Ross Rubin agreed, adding, “While the pendulum has swung more to the consumer side in Window Phone 7’s initial release, they clearly have good exchange and support, and over time both [BlackBerry and Windows Phone 7] will be starring in the enterprise.”

But the extent to which Windows Phone 7 will gain market share will most likely depend on the carriers, Ross Rubin said. “It will be hard to make much headway at AT&T since Apple is a much more mature device with very strong branding, but this is the challenge out of the gate for Apple competitors.”

Additionally, “there are rumors that the iPhone may move to Verizon in 2011. If that happens, it’s hard to say what will happen. [The iPhone] would most likely grab a significant share at the expense of Android at Verizon,” Ross Rubin said.

Developer interest in a particular platform should also reflect where vendors are showing their vested interests, said IDC’s Llamas. For example, Nokia’s Symbian operating system has a huge install base and is widely accepted in Europe and emerging markets, but Nokia is showing movement toward Meego, a Linux-based, open-source mobile operating system, he said.

“Do you want to go with the biggest install base now or where Nokia is placing its bets in the future?” Llamas asked.

Apple’s cofounder Steve Wozniak already placed his bets on the mobile race. In a November interview with a Dutch-language newspaper, Wozniak divulged that Android will most likely become the dominant mobile operating system, ahead of iOS and Symbian. He also said Nokia was “the brand of the previous generation.”

Analyst firm Gartner also anticipates Android’s exponential growth past Symbian. In a September survey, Gartner said, Android will become the No. 1 operating system worldwide by 2014, passing Symbian’s years-long hold on that distinction.

The competitors

Android OS:
Supported Web technology: Flash and HTML5

Projected U.S. market share in 2011: 36%, according to research firm IDC
Projected worldwide market share in 2011: 21%

Number of applications in Market: More than 100,000

2011 road map: Designed specifically for tablet devices, Android 3.0, also known as Honeycomb, is due out sometime this year. Andy Rubin, vice president of engineering at Google and chief architect behind Android, showed a Motorola prototype running the operating system at D: Dive Into Mobile. Some new features included a sleek e-mail interface and new 3D features on Google Maps.

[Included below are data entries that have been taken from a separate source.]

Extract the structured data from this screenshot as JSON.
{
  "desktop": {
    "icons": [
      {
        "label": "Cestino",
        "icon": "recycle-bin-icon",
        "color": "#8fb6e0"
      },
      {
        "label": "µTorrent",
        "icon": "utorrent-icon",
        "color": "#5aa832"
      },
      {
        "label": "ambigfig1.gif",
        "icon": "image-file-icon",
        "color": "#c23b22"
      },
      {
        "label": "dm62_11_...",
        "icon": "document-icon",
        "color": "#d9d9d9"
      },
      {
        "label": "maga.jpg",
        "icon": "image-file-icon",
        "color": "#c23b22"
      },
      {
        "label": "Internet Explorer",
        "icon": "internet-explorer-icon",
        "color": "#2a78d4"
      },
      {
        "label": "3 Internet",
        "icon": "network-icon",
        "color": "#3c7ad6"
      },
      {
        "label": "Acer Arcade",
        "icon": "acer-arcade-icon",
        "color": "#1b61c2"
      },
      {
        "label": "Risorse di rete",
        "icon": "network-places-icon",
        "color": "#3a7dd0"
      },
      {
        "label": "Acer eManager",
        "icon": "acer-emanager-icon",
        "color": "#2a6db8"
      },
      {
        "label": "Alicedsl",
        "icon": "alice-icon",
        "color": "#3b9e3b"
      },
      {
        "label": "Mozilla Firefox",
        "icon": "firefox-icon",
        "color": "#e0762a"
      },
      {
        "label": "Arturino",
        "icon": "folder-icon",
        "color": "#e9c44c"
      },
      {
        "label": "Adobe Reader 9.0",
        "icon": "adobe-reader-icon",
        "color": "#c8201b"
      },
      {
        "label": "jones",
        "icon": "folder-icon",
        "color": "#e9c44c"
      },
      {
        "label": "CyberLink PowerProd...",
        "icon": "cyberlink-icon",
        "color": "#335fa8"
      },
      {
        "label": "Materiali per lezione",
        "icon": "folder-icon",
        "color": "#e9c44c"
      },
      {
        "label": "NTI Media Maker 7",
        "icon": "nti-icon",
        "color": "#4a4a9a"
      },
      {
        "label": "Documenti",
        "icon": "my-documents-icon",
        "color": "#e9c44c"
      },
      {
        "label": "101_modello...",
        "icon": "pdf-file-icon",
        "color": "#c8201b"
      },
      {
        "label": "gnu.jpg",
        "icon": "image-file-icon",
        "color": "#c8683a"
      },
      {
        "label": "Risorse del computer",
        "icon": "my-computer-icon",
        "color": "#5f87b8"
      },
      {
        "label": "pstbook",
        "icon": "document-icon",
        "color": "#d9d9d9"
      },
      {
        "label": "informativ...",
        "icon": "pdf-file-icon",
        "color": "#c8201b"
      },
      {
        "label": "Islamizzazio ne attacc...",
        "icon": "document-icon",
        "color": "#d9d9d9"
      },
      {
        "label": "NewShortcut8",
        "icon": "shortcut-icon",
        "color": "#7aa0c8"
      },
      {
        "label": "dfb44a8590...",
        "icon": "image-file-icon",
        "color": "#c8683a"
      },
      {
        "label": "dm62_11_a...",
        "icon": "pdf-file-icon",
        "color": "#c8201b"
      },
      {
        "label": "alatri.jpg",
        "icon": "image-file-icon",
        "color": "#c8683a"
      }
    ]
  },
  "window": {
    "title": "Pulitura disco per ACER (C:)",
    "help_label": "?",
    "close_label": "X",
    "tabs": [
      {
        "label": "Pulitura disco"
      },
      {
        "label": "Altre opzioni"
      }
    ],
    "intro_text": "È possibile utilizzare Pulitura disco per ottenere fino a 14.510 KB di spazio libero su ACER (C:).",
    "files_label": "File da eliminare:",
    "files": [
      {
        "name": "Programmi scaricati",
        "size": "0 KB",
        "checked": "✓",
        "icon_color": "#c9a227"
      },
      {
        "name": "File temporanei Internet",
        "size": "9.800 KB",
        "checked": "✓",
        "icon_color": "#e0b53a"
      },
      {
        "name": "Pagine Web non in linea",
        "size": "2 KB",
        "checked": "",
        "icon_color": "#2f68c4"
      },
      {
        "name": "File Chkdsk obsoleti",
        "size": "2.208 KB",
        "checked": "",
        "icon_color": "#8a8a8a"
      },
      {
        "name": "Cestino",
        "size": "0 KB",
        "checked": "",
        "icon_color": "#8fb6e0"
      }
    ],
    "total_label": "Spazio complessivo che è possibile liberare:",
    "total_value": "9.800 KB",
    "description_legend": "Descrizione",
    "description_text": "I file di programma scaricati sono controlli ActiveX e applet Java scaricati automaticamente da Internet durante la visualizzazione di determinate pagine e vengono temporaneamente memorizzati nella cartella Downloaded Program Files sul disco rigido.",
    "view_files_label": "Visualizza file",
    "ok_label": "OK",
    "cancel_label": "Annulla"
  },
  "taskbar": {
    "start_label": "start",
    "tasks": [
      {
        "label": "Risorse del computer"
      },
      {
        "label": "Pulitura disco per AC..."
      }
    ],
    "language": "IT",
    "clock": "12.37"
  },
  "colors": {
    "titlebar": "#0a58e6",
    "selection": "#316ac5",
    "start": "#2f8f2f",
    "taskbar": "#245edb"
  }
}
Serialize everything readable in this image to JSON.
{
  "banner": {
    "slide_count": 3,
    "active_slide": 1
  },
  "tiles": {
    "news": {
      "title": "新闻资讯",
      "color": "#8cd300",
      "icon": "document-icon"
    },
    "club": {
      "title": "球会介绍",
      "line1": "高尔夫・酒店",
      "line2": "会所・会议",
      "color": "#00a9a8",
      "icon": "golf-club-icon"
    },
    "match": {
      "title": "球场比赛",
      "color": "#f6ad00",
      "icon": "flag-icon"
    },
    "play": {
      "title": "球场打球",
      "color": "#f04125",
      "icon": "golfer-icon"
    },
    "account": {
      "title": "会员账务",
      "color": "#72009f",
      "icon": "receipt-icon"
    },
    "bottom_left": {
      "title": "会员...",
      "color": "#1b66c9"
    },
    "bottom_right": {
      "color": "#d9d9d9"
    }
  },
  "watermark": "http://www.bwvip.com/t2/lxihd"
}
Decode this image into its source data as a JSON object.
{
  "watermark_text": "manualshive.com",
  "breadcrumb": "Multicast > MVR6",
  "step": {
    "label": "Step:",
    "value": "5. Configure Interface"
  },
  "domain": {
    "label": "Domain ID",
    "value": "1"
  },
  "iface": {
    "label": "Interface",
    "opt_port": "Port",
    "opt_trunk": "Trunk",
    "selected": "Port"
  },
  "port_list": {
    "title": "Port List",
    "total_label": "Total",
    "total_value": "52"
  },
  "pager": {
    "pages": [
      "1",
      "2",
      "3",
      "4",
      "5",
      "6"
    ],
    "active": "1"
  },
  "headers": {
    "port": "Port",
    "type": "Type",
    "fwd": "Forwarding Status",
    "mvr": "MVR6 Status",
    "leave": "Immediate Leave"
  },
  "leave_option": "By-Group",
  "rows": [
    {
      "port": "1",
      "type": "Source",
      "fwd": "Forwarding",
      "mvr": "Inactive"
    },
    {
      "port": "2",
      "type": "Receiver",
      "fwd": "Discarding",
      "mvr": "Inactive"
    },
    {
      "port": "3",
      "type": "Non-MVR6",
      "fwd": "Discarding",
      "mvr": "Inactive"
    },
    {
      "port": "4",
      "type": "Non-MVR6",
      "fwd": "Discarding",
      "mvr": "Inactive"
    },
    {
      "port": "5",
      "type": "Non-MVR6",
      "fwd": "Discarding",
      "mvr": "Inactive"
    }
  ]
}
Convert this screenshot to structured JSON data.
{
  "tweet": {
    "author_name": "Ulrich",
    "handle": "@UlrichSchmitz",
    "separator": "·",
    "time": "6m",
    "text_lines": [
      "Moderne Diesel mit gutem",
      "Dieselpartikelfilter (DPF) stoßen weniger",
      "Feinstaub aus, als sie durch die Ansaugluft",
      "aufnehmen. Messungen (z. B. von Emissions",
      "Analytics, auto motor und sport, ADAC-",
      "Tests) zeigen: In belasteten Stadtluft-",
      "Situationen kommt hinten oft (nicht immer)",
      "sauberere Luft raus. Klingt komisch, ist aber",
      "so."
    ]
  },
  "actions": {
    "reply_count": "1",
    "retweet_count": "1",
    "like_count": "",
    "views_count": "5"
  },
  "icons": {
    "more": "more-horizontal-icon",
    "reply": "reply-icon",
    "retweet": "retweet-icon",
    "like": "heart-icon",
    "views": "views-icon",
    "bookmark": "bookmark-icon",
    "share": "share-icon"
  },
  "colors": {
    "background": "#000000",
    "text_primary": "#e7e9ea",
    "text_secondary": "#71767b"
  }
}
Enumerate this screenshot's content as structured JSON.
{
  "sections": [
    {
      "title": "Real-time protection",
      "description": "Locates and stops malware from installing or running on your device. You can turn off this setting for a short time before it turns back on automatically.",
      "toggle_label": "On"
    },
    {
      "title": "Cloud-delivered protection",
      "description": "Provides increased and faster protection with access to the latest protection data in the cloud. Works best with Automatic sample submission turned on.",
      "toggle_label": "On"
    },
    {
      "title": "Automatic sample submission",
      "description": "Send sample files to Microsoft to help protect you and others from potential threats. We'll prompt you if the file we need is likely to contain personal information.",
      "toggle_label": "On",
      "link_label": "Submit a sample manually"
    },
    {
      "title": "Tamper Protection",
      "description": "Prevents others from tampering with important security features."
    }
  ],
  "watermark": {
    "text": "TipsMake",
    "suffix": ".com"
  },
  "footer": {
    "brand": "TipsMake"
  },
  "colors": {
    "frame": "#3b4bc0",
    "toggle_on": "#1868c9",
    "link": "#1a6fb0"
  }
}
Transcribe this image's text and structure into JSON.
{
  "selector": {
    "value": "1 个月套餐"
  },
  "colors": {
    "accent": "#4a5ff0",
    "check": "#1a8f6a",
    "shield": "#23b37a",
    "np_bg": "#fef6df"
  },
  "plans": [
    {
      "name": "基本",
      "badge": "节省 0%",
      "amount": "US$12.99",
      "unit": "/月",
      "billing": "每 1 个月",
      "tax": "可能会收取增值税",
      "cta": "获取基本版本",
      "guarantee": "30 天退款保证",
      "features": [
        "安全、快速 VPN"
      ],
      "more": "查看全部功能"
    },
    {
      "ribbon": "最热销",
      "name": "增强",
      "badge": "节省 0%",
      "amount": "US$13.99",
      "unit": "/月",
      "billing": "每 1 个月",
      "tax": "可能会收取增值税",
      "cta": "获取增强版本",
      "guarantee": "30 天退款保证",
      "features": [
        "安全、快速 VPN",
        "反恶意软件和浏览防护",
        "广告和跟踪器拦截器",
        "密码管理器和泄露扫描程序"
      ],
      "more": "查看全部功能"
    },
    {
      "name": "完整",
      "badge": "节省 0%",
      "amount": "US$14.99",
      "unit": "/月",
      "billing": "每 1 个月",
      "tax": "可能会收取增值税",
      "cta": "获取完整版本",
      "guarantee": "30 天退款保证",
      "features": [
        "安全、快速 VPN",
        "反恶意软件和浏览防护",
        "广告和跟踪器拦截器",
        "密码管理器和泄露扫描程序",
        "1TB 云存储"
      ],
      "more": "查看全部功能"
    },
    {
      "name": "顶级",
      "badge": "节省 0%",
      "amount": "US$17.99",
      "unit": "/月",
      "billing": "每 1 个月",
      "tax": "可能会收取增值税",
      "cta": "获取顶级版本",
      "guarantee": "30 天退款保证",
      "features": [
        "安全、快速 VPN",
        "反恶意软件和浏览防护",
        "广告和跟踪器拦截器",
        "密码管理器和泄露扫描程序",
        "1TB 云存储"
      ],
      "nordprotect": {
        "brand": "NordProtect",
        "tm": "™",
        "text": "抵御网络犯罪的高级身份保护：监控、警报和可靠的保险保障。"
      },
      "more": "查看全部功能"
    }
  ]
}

BlackBerry OS:
Supported Web technology: Flash and HTML5

Projected U.S. market share in 2011: 28%
Projected worldwide market share in 2011: 17%

Number of applications in BlackBerry App World: 15,000

2011 road map: Research in Motion co-CEO Mike Lazaridis said at the D: Dive Into Mobile conference that RIM is launching its 7-inch PlayBook tablet computer in the first quarter of 2011. He also said the Tablet OS, which supports Flash, will eventually make its way to future smartphones with more complex, multicore processors. Lazaridis did not specify when it will come out, however.

Supported Web technology: HTML5

Projected U.S. market share in 2011 (for iPhone): 17%
Projected worldwide market share in 2011 (for iPhone): 13%

Number of applications in the App Store: More than 300,000

2011 road map: Apple could not be reached for comment.

Windows Phone 7 OS:
Supported Web technology: Silverlight, and “Adobe and Microsoft have also announced their intent to bring Flash to Windows Phone 7,” said Ross Rubin, director of industry analysis at market research firm The NPD Group. Also, “In theory, [Silverlight] should be able to be implemented by the same [operating systems] that support Flash,” he added.

Projected U.S. market share in 2011 (for 6.x and Phone 7): 14%
Projected worldwide market share in 2011 (for 6.x and Phone 7: 9%

Number of applications in Marketplace: Nearly 4,000

2011 road map: Developer payouts for application and game sales will be made available the fourth week of January. “This payout will include payment for all sales of Windows Phone 7 apps and games that occurred after the phones became available in October 2010 through the end of December 2010,” blogged Todd Brix, senior director for mobile platform services product management at Microsoft. No additional information on 2011 plans was given.